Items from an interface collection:
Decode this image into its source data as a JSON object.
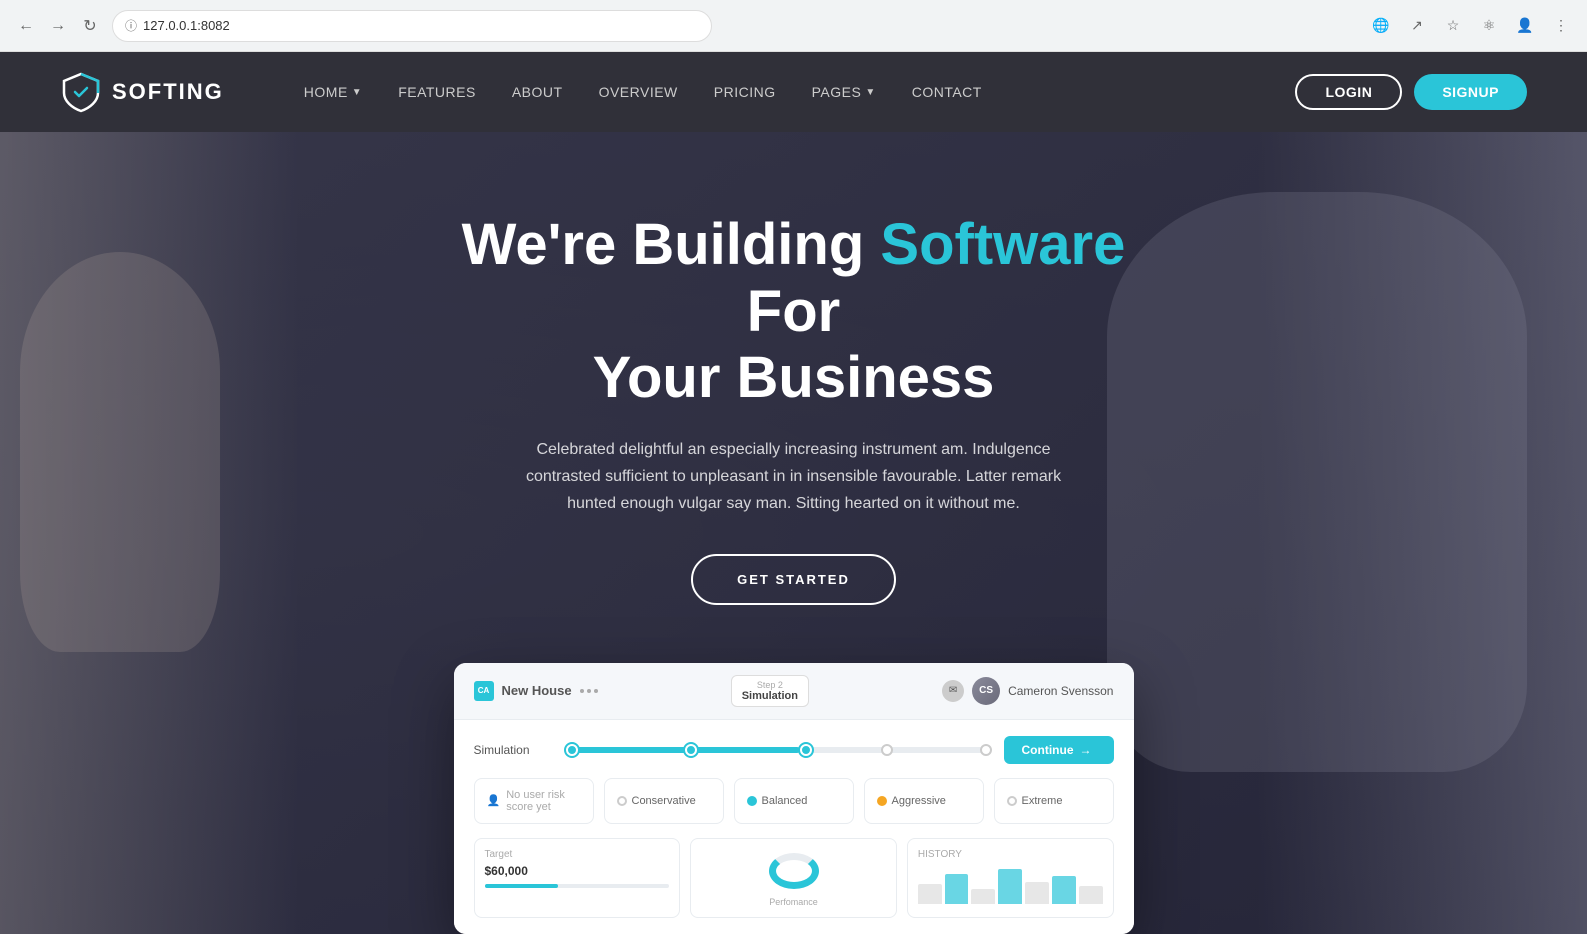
{
  "browser": {
    "url": "127.0.0.1:8082",
    "back_tooltip": "Back",
    "forward_tooltip": "Forward",
    "reload_tooltip": "Reload"
  },
  "navbar": {
    "logo_text": "SOFTING",
    "nav_items": [
      {
        "label": "HOME",
        "has_dropdown": true
      },
      {
        "label": "FEATURES",
        "has_dropdown": false
      },
      {
        "label": "ABOUT",
        "has_dropdown": false
      },
      {
        "label": "OVERVIEW",
        "has_dropdown": false
      },
      {
        "label": "PRICING",
        "has_dropdown": false
      },
      {
        "label": "PAGES",
        "has_dropdown": true
      },
      {
        "label": "CONTACT",
        "has_dropdown": false
      }
    ],
    "login_label": "LOGIN",
    "signup_label": "SIGNUP"
  },
  "hero": {
    "title_part1": "We're Building ",
    "title_accent": "Software",
    "title_part2": " For\nYour Business",
    "subtitle": "Celebrated delightful an especially increasing instrument am. Indulgence contrasted sufficient to unpleasant in in insensible favourable. Latter remark hunted enough vulgar say man. Sitting hearted on it without me.",
    "cta_label": "GET STARTED"
  },
  "dashboard": {
    "brand": "New House",
    "step_label": "Step 2",
    "step_name": "Simulation",
    "user_name": "Cameron Svensson",
    "simulation_label": "Simulation",
    "continue_label": "Continue",
    "no_score_label": "No user risk score yet",
    "options": [
      "Conservative",
      "Balanced",
      "Aggressive",
      "Extreme"
    ],
    "active_option": "Balanced",
    "target_label": "Target",
    "target_value": "$60,000",
    "performance_label": "Perfomance",
    "history_label": "HISTORY"
  }
}
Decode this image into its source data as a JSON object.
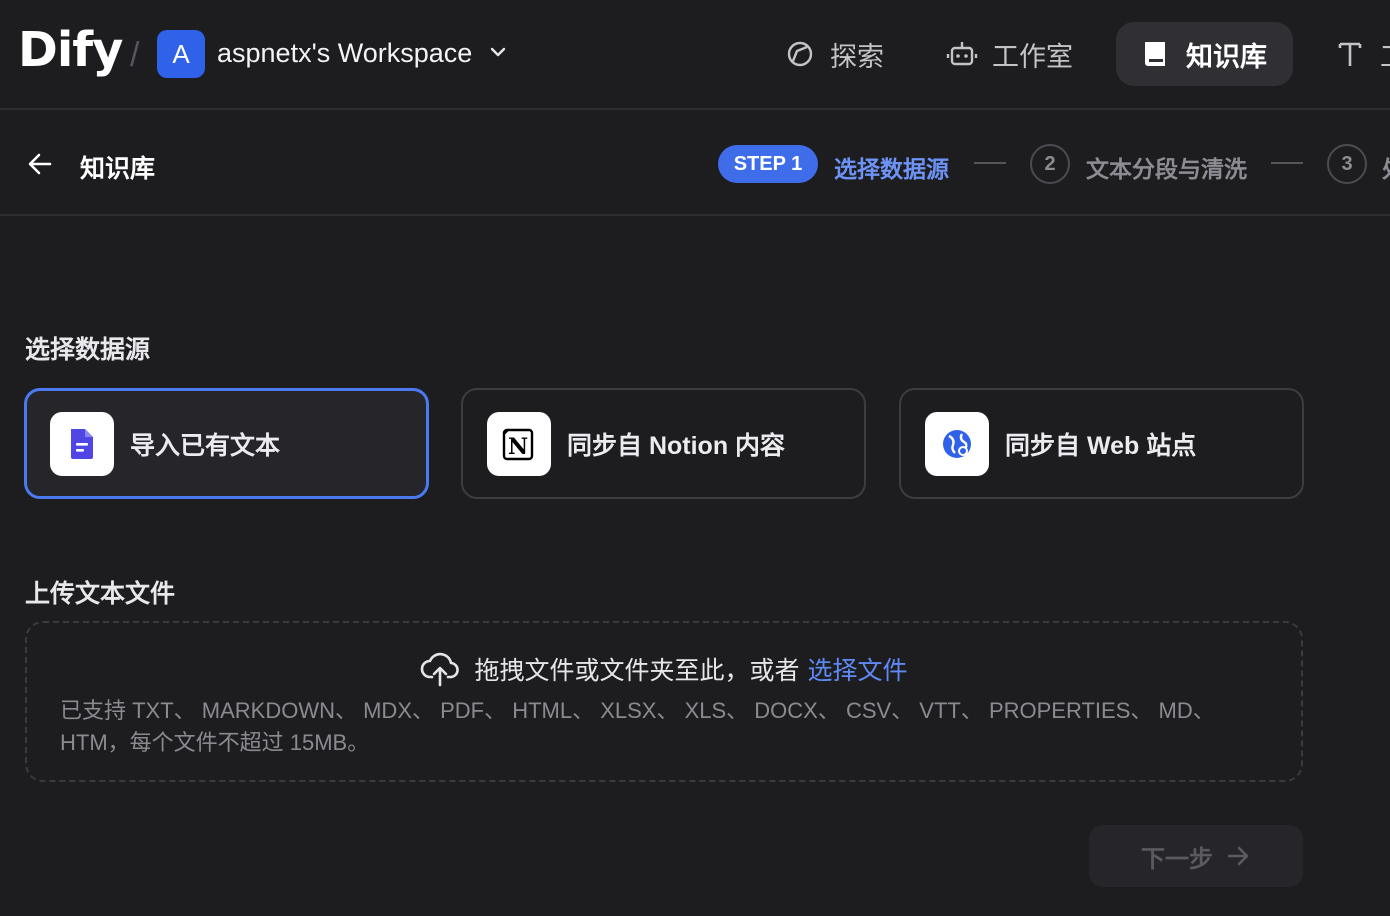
{
  "app": {
    "logo": "Dify",
    "separator": "/"
  },
  "workspace": {
    "avatar_letter": "A",
    "name": "aspnetx's Workspace"
  },
  "nav": {
    "items": [
      {
        "label": "探索",
        "icon": "compass-icon"
      },
      {
        "label": "工作室",
        "icon": "robot-icon"
      },
      {
        "label": "知识库",
        "icon": "book-icon",
        "active": true
      },
      {
        "label": "工",
        "icon": "tools-icon"
      }
    ]
  },
  "breadcrumb": {
    "title": "知识库"
  },
  "steps": {
    "step1_badge": "STEP 1",
    "step1_label": "选择数据源",
    "step2_number": "2",
    "step2_label": "文本分段与清洗",
    "step3_number": "3",
    "step3_label": "处"
  },
  "datasource": {
    "title": "选择数据源",
    "options": [
      {
        "label": "导入已有文本",
        "icon": "file-text-icon",
        "selected": true
      },
      {
        "label": "同步自 Notion 内容",
        "icon": "notion-icon",
        "selected": false
      },
      {
        "label": "同步自 Web 站点",
        "icon": "globe-icon",
        "selected": false
      }
    ]
  },
  "upload": {
    "title": "上传文本文件",
    "drag_text": "拖拽文件或文件夹至此，或者",
    "select_link": "选择文件",
    "supported": "已支持 TXT、 MARKDOWN、 MDX、 PDF、 HTML、 XLSX、 XLS、 DOCX、 CSV、 VTT、 PROPERTIES、 MD、 HTM，每个文件不超过 15MB。"
  },
  "footer": {
    "next_label": "下一步"
  },
  "colors": {
    "accent": "#3f6de9",
    "link": "#5f8af5",
    "background": "#1d1d20"
  }
}
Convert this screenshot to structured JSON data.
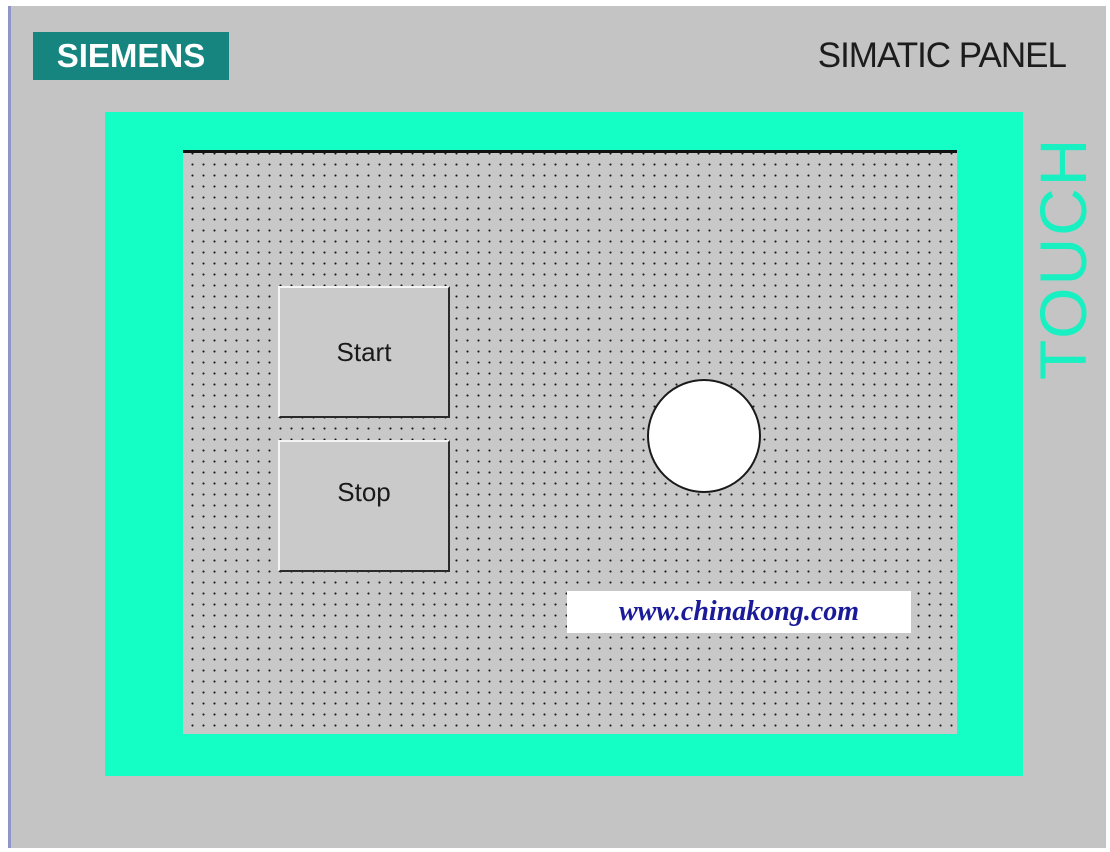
{
  "header": {
    "brand": "SIEMENS",
    "product": "SIMATIC PANEL"
  },
  "side_label": "TOUCH",
  "screen": {
    "buttons": [
      {
        "label": "Start"
      },
      {
        "label": "Stop"
      }
    ],
    "indicator": {
      "state": "off",
      "color": "#ffffff"
    },
    "watermark": "www.chinakong.com"
  },
  "colors": {
    "bezel": "#13ffc6",
    "brand_bg": "#16857f",
    "panel_bg": "#c4c4c4",
    "screen_bg": "#c8c8c8",
    "watermark_text": "#1b1b9a"
  }
}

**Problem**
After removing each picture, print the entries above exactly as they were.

**Answer to this exercise**
Decode this image into its source data as a JSON object.
{
  "browser": {
    "url": "127.0.0.1:8082",
    "back_tooltip": "Back",
    "forward_tooltip": "Forward",
    "reload_tooltip": "Reload"
  },
  "navbar": {
    "logo_text": "SOFTING",
    "nav_items": [
      {
        "label": "HOME",
        "has_dropdown": true
      },
      {
        "label": "FEATURES",
        "has_dropdown": false
      },
      {
        "label": "ABOUT",
        "has_dropdown": false
      },
      {
        "label": "OVERVIEW",
        "has_dropdown": false
      },
      {
        "label": "PRICING",
        "has_dropdown": false
      },
      {
        "label": "PAGES",
        "has_dropdown": true
      },
      {
        "label": "CONTACT",
        "has_dropdown": false
      }
    ],
    "login_label": "LOGIN",
    "signup_label": "SIGNUP"
  },
  "hero": {
    "title_part1": "We're Building ",
    "title_accent": "Software",
    "title_part2": " For\nYour Business",
    "subtitle": "Celebrated delightful an especially increasing instrument am. Indulgence contrasted sufficient to unpleasant in in insensible favourable. Latter remark hunted enough vulgar say man. Sitting hearted on it without me.",
    "cta_label": "GET STARTED"
  },
  "dashboard": {
    "brand": "New House",
    "step_label": "Step 2",
    "step_name": "Simulation",
    "user_name": "Cameron Svensson",
    "simulation_label": "Simulation",
    "continue_label": "Continue",
    "no_score_label": "No user risk score yet",
    "options": [
      "Conservative",
      "Balanced",
      "Aggressive",
      "Extreme"
    ],
    "active_option": "Balanced",
    "target_label": "Target",
    "target_value": "$60,000",
    "performance_label": "Perfomance",
    "history_label": "HISTORY"
  }
}
Decode this image into its source data as a JSON object.
{
  "app": {
    "logo": "Dify",
    "separator": "/"
  },
  "workspace": {
    "avatar_letter": "A",
    "name": "aspnetx's Workspace"
  },
  "nav": {
    "items": [
      {
        "label": "探索",
        "icon": "compass-icon"
      },
      {
        "label": "工作室",
        "icon": "robot-icon"
      },
      {
        "label": "知识库",
        "icon": "book-icon",
        "active": true
      },
      {
        "label": "工",
        "icon": "tools-icon"
      }
    ]
  },
  "breadcrumb": {
    "title": "知识库"
  },
  "steps": {
    "step1_badge": "STEP 1",
    "step1_label": "选择数据源",
    "step2_number": "2",
    "step2_label": "文本分段与清洗",
    "step3_number": "3",
    "step3_label": "处"
  },
  "datasource": {
    "title": "选择数据源",
    "options": [
      {
        "label": "导入已有文本",
        "icon": "file-text-icon",
        "selected": true
      },
      {
        "label": "同步自 Notion 内容",
        "icon": "notion-icon",
        "selected": false
      },
      {
        "label": "同步自 Web 站点",
        "icon": "globe-icon",
        "selected": false
      }
    ]
  },
  "upload": {
    "title": "上传文本文件",
    "drag_text": "拖拽文件或文件夹至此，或者",
    "select_link": "选择文件",
    "supported": "已支持 TXT、 MARKDOWN、 MDX、 PDF、 HTML、 XLSX、 XLS、 DOCX、 CSV、 VTT、 PROPERTIES、 MD、 HTM，每个文件不超过 15MB。"
  },
  "footer": {
    "next_label": "下一步"
  },
  "colors": {
    "accent": "#3f6de9",
    "link": "#5f8af5",
    "background": "#1d1d20"
  }
}
Convert this screenshot to structured JSON data.
{
  "header": {
    "brand": "SIEMENS",
    "product": "SIMATIC PANEL"
  },
  "side_label": "TOUCH",
  "screen": {
    "buttons": [
      {
        "label": "Start"
      },
      {
        "label": "Stop"
      }
    ],
    "indicator": {
      "state": "off",
      "color": "#ffffff"
    },
    "watermark": "www.chinakong.com"
  },
  "colors": {
    "bezel": "#13ffc6",
    "brand_bg": "#16857f",
    "panel_bg": "#c4c4c4",
    "screen_bg": "#c8c8c8",
    "watermark_text": "#1b1b9a"
  }
}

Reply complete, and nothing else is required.